● **Exercise goal**
Your reply should reproduce each line below exactly and carry none of the pictures.

----- Material to process

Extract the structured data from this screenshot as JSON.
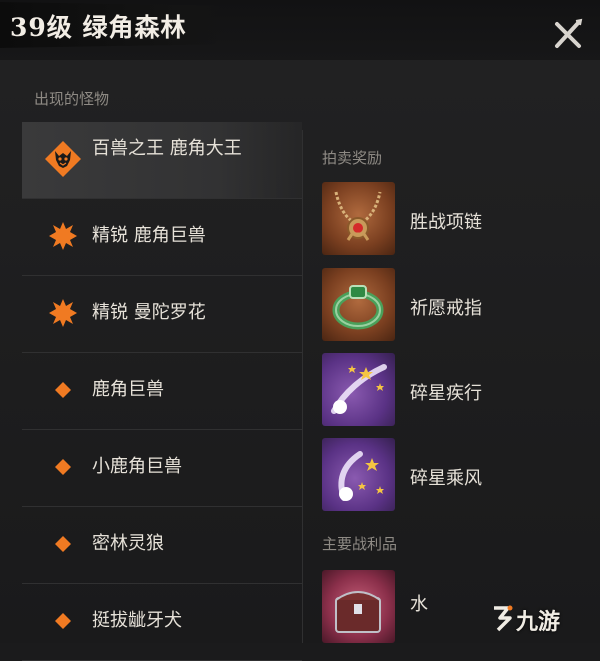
{
  "header": {
    "title": "39级 绿角森林",
    "close_icon": "close-icon"
  },
  "monsters": {
    "label": "出现的怪物",
    "items": [
      {
        "name": "百兽之王 鹿角大王",
        "icon": "boss-demon-icon"
      },
      {
        "name": "精锐 鹿角巨兽",
        "icon": "elite-spike-icon"
      },
      {
        "name": "精锐 曼陀罗花",
        "icon": "elite-spike-icon"
      },
      {
        "name": "鹿角巨兽",
        "icon": "diamond-icon"
      },
      {
        "name": "小鹿角巨兽",
        "icon": "diamond-icon"
      },
      {
        "name": "密林灵狼",
        "icon": "diamond-icon"
      },
      {
        "name": "挺拔龇牙犬",
        "icon": "diamond-icon"
      }
    ]
  },
  "auction": {
    "label": "拍卖奖励",
    "items": [
      {
        "name": "胜战项链",
        "icon": "necklace-icon"
      },
      {
        "name": "祈愿戒指",
        "icon": "ring-icon"
      },
      {
        "name": "碎星疾行",
        "icon": "comet-icon"
      },
      {
        "name": "碎星乘风",
        "icon": "comet-icon"
      }
    ]
  },
  "loot": {
    "label": "主要战利品",
    "items": [
      {
        "name": "水",
        "icon": "chest-icon"
      }
    ]
  },
  "watermark": {
    "text": "九游"
  },
  "colors": {
    "accent": "#f07a22",
    "background": "#1d1d1e",
    "text": "#e6e1d8",
    "muted": "#8e8a84"
  }
}
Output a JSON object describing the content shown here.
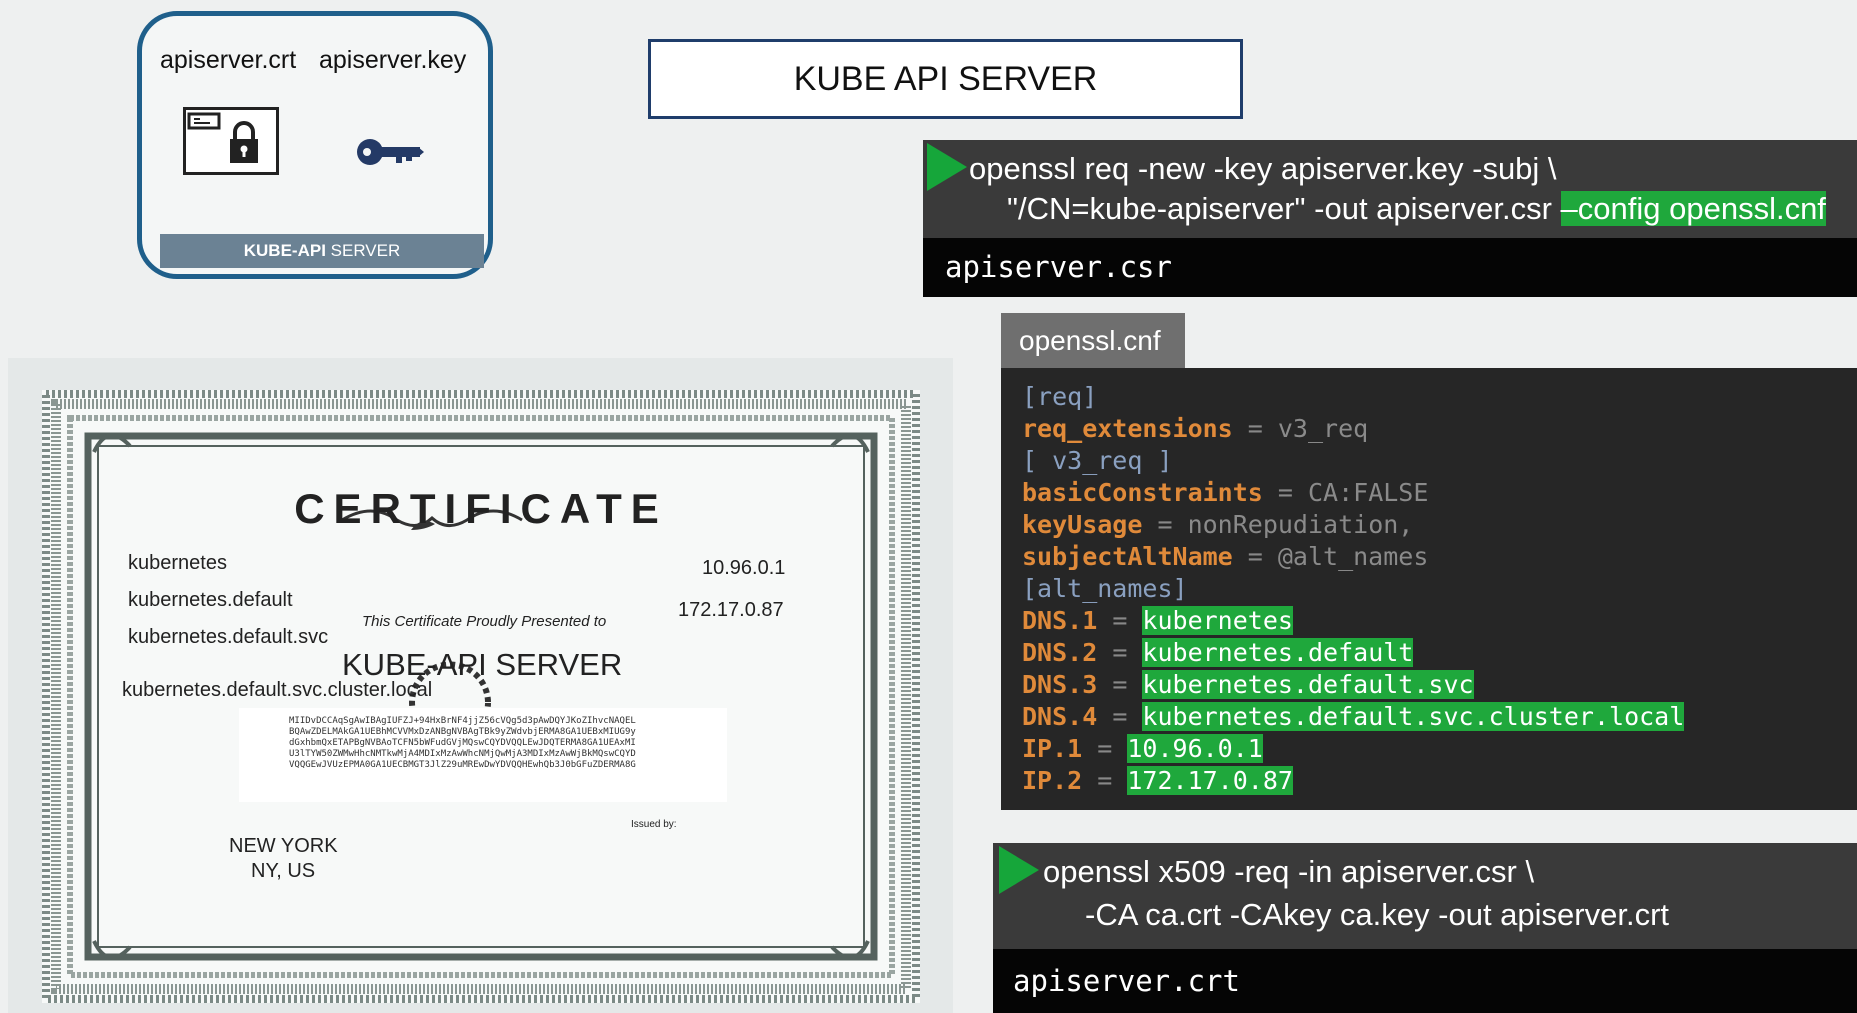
{
  "key_card": {
    "crt_file": "apiserver.crt",
    "key_file": "apiserver.key",
    "banner_bold": "KUBE-API",
    "banner_rest": " SERVER"
  },
  "title": "KUBE API SERVER",
  "csr_command": {
    "line1": "openssl req -new -key apiserver.key -subj \\",
    "line2_plain": "\"/CN=kube-apiserver\" -out apiserver.csr ",
    "line2_highlight": "–config openssl.cnf",
    "output": "apiserver.csr"
  },
  "openssl_cnf": {
    "tab_label": "openssl.cnf",
    "lines": [
      {
        "a": "[req]"
      },
      {
        "k": "req_extensions",
        "e": " = ",
        "v": "v3_req"
      },
      {
        "a": "[ v3_req ]"
      },
      {
        "k": "basicConstraints",
        "e": " = ",
        "v": "CA:FALSE"
      },
      {
        "k": "keyUsage",
        "e": " = ",
        "v": "nonRepudiation,"
      },
      {
        "k": "subjectAltName",
        "e": " = ",
        "v": "@alt_names"
      },
      {
        "a": "[alt_names]"
      }
    ],
    "alt_names": [
      {
        "k": "DNS.1",
        "v": "kubernetes"
      },
      {
        "k": "DNS.2",
        "v": "kubernetes.default"
      },
      {
        "k": "DNS.3",
        "v": "kubernetes.default.svc"
      },
      {
        "k": "DNS.4",
        "v": "kubernetes.default.svc.cluster.local"
      },
      {
        "k": "IP.1",
        "v": "10.96.0.1"
      },
      {
        "k": "IP.2",
        "v": "172.17.0.87"
      }
    ]
  },
  "sign_command": {
    "line1": "openssl x509 -req -in apiserver.csr \\",
    "line2": "-CA ca.crt -CAkey ca.key -out apiserver.crt",
    "output": "apiserver.crt"
  },
  "certificate": {
    "heading": "CERTIFICATE",
    "dns_names": [
      "kubernetes",
      "kubernetes.default",
      "kubernetes.default.svc",
      "kubernetes.default.svc.cluster.local"
    ],
    "ips": [
      "10.96.0.1",
      "172.17.0.87"
    ],
    "presented_to": "This Certificate Proudly Presented to",
    "name": "KUBE-API SERVER",
    "hash": "MIIDvDCCAqSgAwIBAgIUFZJ+94HxBrNF4jjZ56cVQg5d3pAwDQYJKoZIhvcNAQEL\nBQAwZDELMAkGA1UEBhMCVVMxDzANBgNVBAgTBk9yZWdvbjERMA8GA1UEBxMIUG9y\ndGxhbmQxETAPBgNVBAoTCFN5bWFudGVjMQswCQYDVQQLEwJDQTERMA8GA1UEAxMI\nU3lTYW50ZWMwHhcNMTkwMjA4MDIxMzAwWhcNMjQwMjA3MDIxMzAwWjBkMQswCQYD\nVQQGEwJVUzEPMA0GA1UECBMGT3JlZ29uMREwDwYDVQQHEwhQb3J0bGFuZDERMA8G",
    "location_line1": "NEW YORK",
    "location_line2": "NY, US",
    "issued_by": "Issued by:"
  }
}
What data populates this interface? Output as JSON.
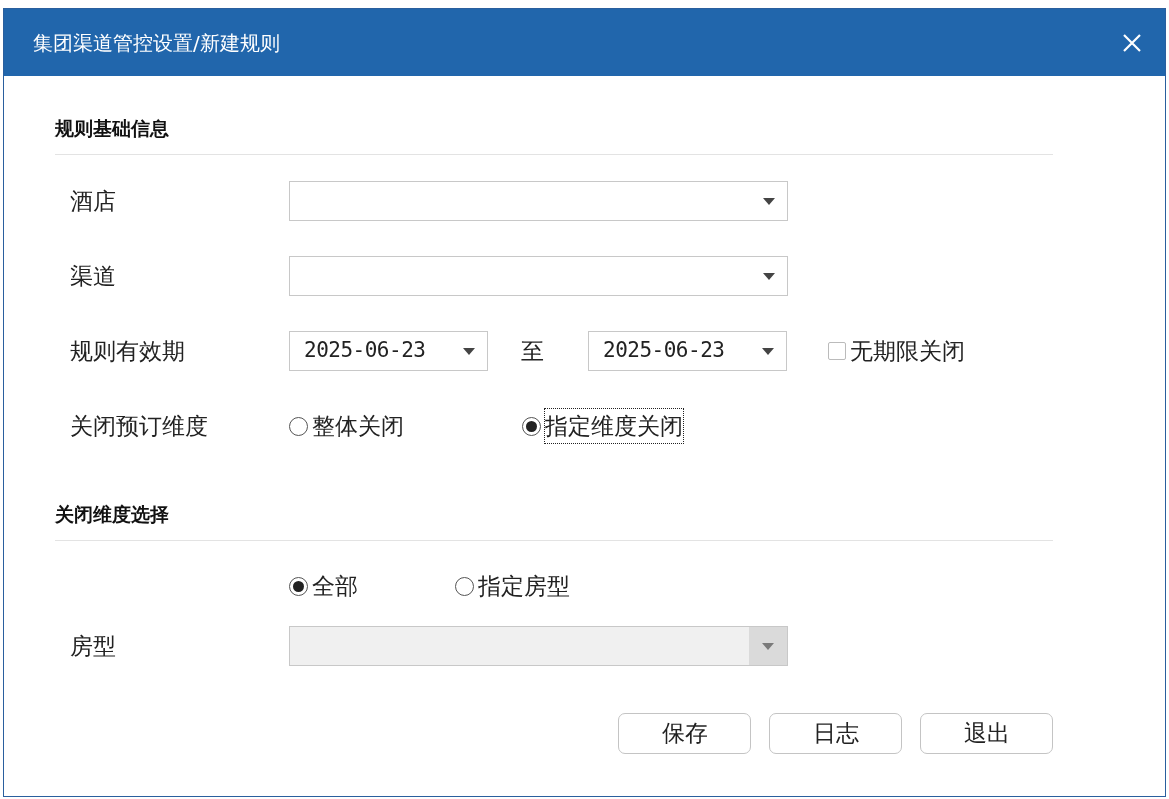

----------

● **Written answer**
Extract the structured data from this screenshot as JSON.
{
  "header": {
    "title": "39级 绿角森林",
    "close_icon": "close-icon"
  },
  "monsters": {
    "label": "出现的怪物",
    "items": [
      {
        "name": "百兽之王 鹿角大王",
        "icon": "boss-demon-icon"
      },
      {
        "name": "精锐 鹿角巨兽",
        "icon": "elite-spike-icon"
      },
      {
        "name": "精锐 曼陀罗花",
        "icon": "elite-spike-icon"
      },
      {
        "name": "鹿角巨兽",
        "icon": "diamond-icon"
      },
      {
        "name": "小鹿角巨兽",
        "icon": "diamond-icon"
      },
      {
        "name": "密林灵狼",
        "icon": "diamond-icon"
      },
      {
        "name": "挺拔龇牙犬",
        "icon": "diamond-icon"
      }
    ]
  },
  "auction": {
    "label": "拍卖奖励",
    "items": [
      {
        "name": "胜战项链",
        "icon": "necklace-icon"
      },
      {
        "name": "祈愿戒指",
        "icon": "ring-icon"
      },
      {
        "name": "碎星疾行",
        "icon": "comet-icon"
      },
      {
        "name": "碎星乘风",
        "icon": "comet-icon"
      }
    ]
  },
  "loot": {
    "label": "主要战利品",
    "items": [
      {
        "name": "水",
        "icon": "chest-icon"
      }
    ]
  },
  "watermark": {
    "text": "九游"
  },
  "colors": {
    "accent": "#f07a22",
    "background": "#1d1d1e",
    "text": "#e6e1d8",
    "muted": "#8e8a84"
  }
}
Output a JSON object describing the content shown here.
{
  "key_card": {
    "crt_file": "apiserver.crt",
    "key_file": "apiserver.key",
    "banner_bold": "KUBE-API",
    "banner_rest": " SERVER"
  },
  "title": "KUBE API SERVER",
  "csr_command": {
    "line1": "openssl req -new -key apiserver.key -subj \\",
    "line2_plain": "\"/CN=kube-apiserver\" -out apiserver.csr ",
    "line2_highlight": "–config openssl.cnf",
    "output": "apiserver.csr"
  },
  "openssl_cnf": {
    "tab_label": "openssl.cnf",
    "lines": [
      {
        "a": "[req]"
      },
      {
        "k": "req_extensions",
        "e": " = ",
        "v": "v3_req"
      },
      {
        "a": "[ v3_req ]"
      },
      {
        "k": "basicConstraints",
        "e": " = ",
        "v": "CA:FALSE"
      },
      {
        "k": "keyUsage",
        "e": " = ",
        "v": "nonRepudiation,"
      },
      {
        "k": "subjectAltName",
        "e": " = ",
        "v": "@alt_names"
      },
      {
        "a": "[alt_names]"
      }
    ],
    "alt_names": [
      {
        "k": "DNS.1",
        "v": "kubernetes"
      },
      {
        "k": "DNS.2",
        "v": "kubernetes.default"
      },
      {
        "k": "DNS.3",
        "v": "kubernetes.default.svc"
      },
      {
        "k": "DNS.4",
        "v": "kubernetes.default.svc.cluster.local"
      },
      {
        "k": "IP.1",
        "v": "10.96.0.1"
      },
      {
        "k": "IP.2",
        "v": "172.17.0.87"
      }
    ]
  },
  "sign_command": {
    "line1": "openssl x509 -req -in apiserver.csr \\",
    "line2": "-CA ca.crt -CAkey ca.key -out apiserver.crt",
    "output": "apiserver.crt"
  },
  "certificate": {
    "heading": "CERTIFICATE",
    "dns_names": [
      "kubernetes",
      "kubernetes.default",
      "kubernetes.default.svc",
      "kubernetes.default.svc.cluster.local"
    ],
    "ips": [
      "10.96.0.1",
      "172.17.0.87"
    ],
    "presented_to": "This Certificate Proudly Presented to",
    "name": "KUBE-API SERVER",
    "hash": "MIIDvDCCAqSgAwIBAgIUFZJ+94HxBrNF4jjZ56cVQg5d3pAwDQYJKoZIhvcNAQEL\nBQAwZDELMAkGA1UEBhMCVVMxDzANBgNVBAgTBk9yZWdvbjERMA8GA1UEBxMIUG9y\ndGxhbmQxETAPBgNVBAoTCFN5bWFudGVjMQswCQYDVQQLEwJDQTERMA8GA1UEAxMI\nU3lTYW50ZWMwHhcNMTkwMjA4MDIxMzAwWhcNMjQwMjA3MDIxMzAwWjBkMQswCQYD\nVQQGEwJVUzEPMA0GA1UECBMGT3JlZ29uMREwDwYDVQQHEwhQb3J0bGFuZDERMA8G",
    "location_line1": "NEW YORK",
    "location_line2": "NY, US",
    "issued_by": "Issued by:"
  }
}
What data populates this interface? Output as JSON.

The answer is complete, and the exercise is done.